Under the Illinois vehicle code, a driver may only use a horn when "reasonably necessary to insure safe operation."
Miner tells the trooper he honked his horn because the officer was speeding and on his cell phone. The officer, unaware that he is being recorded, disputes that he was speeding, and furthermore claims that "police officers can actually use technology when they're driving." (According to Illinois State Police rules, officers can use technology while driving under certain, limited circumstances.)
The officer in the video then informs Miner that he is going to be issued a citation for unlawful use of his horn, which is when Miner turns the camera on the officer and informs him that he is being recorded.
After asking for Miner's hours (under federal law, truck drivers are limited to driving 70 hours per week), the officer takes Miner's information back to his patrol car. When he returns, he tells Miner he isn't going to cite him for using his horn and that he "understands" Miner "was trying to help [him] drive safely" before letting Miner go -- without a ticket.
The video ends with Miner looking into the camera, proclaiming, "That's what happens when they know you're recording." But is it actually legal to record a traffic stop?
Generally, you have the legal right to record on-duty police officers in public spaces. As long as you aren't interfering with an officer's law enforcement duties, police cannot punish you for recording their words or actions, or force you to hand over or delete pictures or video footage.

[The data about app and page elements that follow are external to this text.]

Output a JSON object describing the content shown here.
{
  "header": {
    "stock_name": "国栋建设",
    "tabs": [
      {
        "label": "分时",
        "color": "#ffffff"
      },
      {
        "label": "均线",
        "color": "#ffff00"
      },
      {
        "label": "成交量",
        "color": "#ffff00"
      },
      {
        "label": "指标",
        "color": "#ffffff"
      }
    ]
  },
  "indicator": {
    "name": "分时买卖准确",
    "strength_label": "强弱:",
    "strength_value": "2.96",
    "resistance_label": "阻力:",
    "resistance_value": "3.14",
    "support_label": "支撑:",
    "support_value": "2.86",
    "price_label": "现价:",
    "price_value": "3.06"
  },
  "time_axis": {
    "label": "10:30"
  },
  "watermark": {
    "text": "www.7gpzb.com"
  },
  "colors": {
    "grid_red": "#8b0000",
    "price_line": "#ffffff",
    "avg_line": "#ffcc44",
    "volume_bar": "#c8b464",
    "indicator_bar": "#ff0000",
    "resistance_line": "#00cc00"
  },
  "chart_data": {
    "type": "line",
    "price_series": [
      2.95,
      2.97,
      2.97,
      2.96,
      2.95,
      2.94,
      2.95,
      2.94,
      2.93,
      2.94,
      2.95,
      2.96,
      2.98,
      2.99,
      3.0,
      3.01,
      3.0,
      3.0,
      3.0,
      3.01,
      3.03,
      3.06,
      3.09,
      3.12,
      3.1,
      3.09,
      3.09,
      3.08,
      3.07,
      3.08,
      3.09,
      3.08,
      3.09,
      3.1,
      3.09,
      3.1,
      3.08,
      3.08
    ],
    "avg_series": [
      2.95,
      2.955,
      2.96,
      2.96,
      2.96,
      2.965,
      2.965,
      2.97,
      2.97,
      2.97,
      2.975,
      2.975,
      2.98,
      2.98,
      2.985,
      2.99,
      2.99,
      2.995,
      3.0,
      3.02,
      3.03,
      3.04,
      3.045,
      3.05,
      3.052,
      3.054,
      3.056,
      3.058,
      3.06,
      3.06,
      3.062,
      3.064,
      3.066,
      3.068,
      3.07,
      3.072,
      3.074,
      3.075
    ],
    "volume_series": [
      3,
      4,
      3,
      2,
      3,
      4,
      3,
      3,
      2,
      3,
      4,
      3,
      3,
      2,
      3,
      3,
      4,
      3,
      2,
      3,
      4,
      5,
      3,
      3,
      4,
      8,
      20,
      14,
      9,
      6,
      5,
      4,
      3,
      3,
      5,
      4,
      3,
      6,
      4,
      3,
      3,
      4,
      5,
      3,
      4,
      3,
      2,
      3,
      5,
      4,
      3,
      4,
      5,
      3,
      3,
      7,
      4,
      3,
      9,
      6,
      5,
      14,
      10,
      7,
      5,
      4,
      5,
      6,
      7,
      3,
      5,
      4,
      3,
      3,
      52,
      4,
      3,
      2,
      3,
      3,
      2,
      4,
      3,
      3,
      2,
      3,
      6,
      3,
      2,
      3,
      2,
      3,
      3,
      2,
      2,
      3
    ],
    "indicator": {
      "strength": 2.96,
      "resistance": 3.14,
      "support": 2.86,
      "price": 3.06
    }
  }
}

In 2012, the ACLU of New Jersey released a mobile phone app specifically designed to discreetly record police interactions. That same year, an Illinois law that made it a felony to record police interactions such as the one shown on Miner's YouTube video was overturned by the 7th U.S. Circuit Court of Appeals.
According to ABC News, the Illinois State Police are reviewing the incident.
Meeting with a lawyer can help you understand your options and how to best protect your rights. Visit our attorney directory to find a lawyer near you who can help.